Chefs Tailgate Joe Maino and Sal Coluccio continue to serve up a quality dog, earning second place by the judges for the second year in a row! These guys continue with their homage to the NY Jets with a dog dedicated to tight end Dustin Keller. It’s a Sabrett natural casing frank with homemade chili, creamy blue cheese slaw, and a panko crusted onion ring. These guys do tailgaiting right, and represented with a full-on beer pong table.
Hans and I were definitely struggling at this point. Only 5 more to go, but that last leg is a killer. Hans ran the NYC marathon last year so he understood the mentality needed for this feat. We soldiered on to the Frat Boy Dog which was grilled over beer-soaked hardwood, and topped with what I believe was spray cheese, potato chips, pretzels, and pickled jalapenos on a white bread bun. At this point in the game, I was only doing one bite of these last 5 or 6 dogs, but I really enjoyed this. The spray cheese and jalapenos made it taste like nachos on a hot dog. The chips and pretzels also added some nice crunch. I should add that last year, these guys made their own Hawaiian style bread, which was really killer.
This was a great dog on a couple of different levels, which helped it earn 3rd place in the crowd vote. The dog was topped with pork shoulder that had some kind of mixture with coffee grounds, red chile spices from New Mexico, corn salsa, chile paste and sweetened up with honey, all on a corn tortilla. The smokey, sweet, and bitter tastes worked really well together, and the spices provided the right amount of heat. What also drew in Hans was the story of the spices coming directly from chef Marcos Salazar’s uncle’s chile farm in New Mexico. That type of family lineage struck right into Hans’s social worker heart, and was his favorite hot dog background story of the day.
This fat dog was crammed with bbq pulled pork, homemade spicy relish, and fritos! Great stuff, but my mindset at this point was more about counting down the dogs until the end. Disorientation is beginning to set in. I grabbed my water bottle to rehydrate and kept going.
Oh dear god, this thing is too big to be my 19th hot dog. But chef Laena McCarthy made my favorite dog in last year’s competition, so I was looking forward to this. This is an example of what mad genius can bring to a hot dog: caramelized onion cream cheese, beer jelly, spicy bacon relish, and pimenton dusted fritos. I remember Hans eating it and saying something like “I shouldn’t have done that.” I interpreted that as maybe the ingredients not working together, but he really liked it. The comment was more about reaching his breaking point.
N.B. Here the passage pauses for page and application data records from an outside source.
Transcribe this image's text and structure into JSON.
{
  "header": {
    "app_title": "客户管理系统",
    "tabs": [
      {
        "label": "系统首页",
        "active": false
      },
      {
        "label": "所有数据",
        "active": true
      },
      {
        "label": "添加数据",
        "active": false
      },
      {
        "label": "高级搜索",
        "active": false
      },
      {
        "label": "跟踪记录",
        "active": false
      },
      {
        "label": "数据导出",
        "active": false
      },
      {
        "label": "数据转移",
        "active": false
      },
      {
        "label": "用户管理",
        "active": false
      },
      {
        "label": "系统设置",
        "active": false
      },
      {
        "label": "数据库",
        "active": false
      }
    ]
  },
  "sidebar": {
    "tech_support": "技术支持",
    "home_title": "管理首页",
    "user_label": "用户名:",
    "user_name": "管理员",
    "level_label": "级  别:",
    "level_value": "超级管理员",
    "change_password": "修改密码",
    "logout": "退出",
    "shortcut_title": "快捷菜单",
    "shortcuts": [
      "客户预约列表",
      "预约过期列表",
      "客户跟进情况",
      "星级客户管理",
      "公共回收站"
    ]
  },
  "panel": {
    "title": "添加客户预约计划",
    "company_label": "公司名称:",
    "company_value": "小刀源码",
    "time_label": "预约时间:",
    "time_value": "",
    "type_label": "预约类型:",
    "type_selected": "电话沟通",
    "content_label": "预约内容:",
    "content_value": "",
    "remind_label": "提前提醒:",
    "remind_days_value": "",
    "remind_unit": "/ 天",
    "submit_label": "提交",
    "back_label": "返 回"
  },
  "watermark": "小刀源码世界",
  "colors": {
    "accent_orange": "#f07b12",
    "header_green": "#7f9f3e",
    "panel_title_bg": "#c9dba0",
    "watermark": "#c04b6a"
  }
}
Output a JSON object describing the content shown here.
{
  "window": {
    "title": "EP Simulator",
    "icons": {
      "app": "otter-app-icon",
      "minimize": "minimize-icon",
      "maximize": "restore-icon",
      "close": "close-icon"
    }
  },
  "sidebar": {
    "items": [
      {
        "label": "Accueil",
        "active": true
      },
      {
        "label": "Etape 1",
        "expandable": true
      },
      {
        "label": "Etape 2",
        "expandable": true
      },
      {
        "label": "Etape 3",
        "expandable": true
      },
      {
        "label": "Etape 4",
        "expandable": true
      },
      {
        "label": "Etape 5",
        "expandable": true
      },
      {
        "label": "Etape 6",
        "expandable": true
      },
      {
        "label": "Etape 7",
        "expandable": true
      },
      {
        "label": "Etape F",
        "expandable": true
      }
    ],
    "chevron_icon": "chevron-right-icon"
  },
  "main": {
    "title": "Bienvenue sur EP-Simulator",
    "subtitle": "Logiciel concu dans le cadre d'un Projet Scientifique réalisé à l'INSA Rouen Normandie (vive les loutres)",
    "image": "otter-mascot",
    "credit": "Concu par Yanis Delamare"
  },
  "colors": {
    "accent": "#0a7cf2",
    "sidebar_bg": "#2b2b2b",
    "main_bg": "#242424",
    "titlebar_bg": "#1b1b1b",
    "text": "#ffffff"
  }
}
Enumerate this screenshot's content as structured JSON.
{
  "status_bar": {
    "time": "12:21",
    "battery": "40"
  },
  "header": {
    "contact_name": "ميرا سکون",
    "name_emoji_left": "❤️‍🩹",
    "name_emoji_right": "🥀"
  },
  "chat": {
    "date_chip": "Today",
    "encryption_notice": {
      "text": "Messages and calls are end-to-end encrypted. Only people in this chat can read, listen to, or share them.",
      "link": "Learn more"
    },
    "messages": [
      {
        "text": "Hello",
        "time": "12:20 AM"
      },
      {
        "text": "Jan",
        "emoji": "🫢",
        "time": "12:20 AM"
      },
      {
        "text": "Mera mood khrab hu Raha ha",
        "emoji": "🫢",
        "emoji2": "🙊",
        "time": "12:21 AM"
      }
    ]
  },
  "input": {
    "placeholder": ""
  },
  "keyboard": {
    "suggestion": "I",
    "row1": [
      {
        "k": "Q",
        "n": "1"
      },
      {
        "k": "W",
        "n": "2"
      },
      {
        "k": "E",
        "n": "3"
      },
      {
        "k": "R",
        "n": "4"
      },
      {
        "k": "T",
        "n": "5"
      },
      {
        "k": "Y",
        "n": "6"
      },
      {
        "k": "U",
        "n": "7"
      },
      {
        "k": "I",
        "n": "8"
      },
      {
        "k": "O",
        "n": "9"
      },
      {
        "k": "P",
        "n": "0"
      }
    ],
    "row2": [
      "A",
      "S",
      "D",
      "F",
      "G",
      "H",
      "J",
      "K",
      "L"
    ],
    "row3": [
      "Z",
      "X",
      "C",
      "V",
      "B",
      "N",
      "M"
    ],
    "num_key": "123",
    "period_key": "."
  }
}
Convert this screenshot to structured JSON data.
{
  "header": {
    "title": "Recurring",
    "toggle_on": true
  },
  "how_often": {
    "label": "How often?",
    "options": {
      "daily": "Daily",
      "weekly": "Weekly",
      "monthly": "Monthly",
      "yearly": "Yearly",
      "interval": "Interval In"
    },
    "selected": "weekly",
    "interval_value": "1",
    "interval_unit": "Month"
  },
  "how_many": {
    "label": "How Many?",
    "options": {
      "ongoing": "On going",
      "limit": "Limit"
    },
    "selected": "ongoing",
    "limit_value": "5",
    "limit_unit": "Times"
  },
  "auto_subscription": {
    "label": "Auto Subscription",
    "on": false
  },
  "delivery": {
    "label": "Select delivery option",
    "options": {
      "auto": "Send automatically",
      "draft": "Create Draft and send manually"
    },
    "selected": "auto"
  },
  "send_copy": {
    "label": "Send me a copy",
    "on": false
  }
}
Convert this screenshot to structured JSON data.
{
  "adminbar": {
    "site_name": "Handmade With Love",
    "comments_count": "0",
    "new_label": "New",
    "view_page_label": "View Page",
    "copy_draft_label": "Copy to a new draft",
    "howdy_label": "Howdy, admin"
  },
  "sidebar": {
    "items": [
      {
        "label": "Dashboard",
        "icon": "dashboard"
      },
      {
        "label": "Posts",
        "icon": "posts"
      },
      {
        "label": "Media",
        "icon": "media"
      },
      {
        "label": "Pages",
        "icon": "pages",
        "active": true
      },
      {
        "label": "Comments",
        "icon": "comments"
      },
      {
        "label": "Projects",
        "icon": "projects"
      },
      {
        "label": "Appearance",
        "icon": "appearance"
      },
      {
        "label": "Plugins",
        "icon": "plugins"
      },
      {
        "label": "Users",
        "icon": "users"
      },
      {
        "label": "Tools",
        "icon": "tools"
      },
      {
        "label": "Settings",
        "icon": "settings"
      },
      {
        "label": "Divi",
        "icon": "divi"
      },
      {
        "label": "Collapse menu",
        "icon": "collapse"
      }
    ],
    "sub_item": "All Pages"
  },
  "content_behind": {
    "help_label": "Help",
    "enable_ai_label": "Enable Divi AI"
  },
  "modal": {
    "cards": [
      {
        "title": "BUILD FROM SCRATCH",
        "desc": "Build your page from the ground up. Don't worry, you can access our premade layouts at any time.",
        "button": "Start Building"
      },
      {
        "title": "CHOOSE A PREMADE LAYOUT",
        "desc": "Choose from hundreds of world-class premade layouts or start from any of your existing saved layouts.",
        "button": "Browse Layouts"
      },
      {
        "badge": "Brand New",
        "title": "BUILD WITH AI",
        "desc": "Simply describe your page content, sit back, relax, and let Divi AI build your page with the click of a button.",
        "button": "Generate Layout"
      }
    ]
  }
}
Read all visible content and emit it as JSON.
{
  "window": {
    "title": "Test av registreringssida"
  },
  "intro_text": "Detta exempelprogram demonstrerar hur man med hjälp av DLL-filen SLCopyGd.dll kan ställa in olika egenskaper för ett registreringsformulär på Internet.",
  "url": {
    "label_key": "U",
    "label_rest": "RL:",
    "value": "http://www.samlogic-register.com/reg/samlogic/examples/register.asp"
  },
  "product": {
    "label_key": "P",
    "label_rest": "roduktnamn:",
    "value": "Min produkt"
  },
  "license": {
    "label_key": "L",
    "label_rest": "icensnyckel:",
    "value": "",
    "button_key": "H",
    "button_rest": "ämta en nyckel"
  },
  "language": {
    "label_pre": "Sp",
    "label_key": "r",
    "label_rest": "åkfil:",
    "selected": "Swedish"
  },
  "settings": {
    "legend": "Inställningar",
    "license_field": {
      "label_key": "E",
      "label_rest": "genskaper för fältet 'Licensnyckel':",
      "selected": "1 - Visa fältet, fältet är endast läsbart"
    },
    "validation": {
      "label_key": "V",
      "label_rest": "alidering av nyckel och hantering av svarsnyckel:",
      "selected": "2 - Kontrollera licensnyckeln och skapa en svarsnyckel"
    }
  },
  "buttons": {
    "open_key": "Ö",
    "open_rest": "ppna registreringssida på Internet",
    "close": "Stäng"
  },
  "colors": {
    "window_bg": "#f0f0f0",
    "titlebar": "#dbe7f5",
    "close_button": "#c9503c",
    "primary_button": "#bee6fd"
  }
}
Another great selection with lots of toppings. The dogs were coated in a smokey spice blend and wrapped in a tortilla with black beans, avocado, lime, spicy salsa, pickled onions, and crunchy tortilla bits. Great taco toppings working perfectly on the dog.
Capping off our day was the Soul Slider, bringing the South onto a hot dog. This was topped with bacon-infused baked beans, Carolina-style bbq pulled pork, collard greens, and a homemade pickle. I mean, really, you can’t go wrong with pulled pork, beans, and greens. A great dog to end on.
We reached the finish line. Glory and triumph are funny things. They are supposed to feel good. That’s what sports movies have taught me. But now that I think about it, champions go through pain to reach the end. And we felt terrible. This is around the time that Ali showed up to hang out with us. This is what she saw when she found us.
The day was a rousing success, and again, concluded with a dance party. Apparently, no one can resist Naughty by Nature’s “Hip Hop Hooray.” Not even a crowd of people that were chowing on hot dogs all day. Many thanks again to Kara Masi and the other organizers for a great event. Looking forward to another great event next year!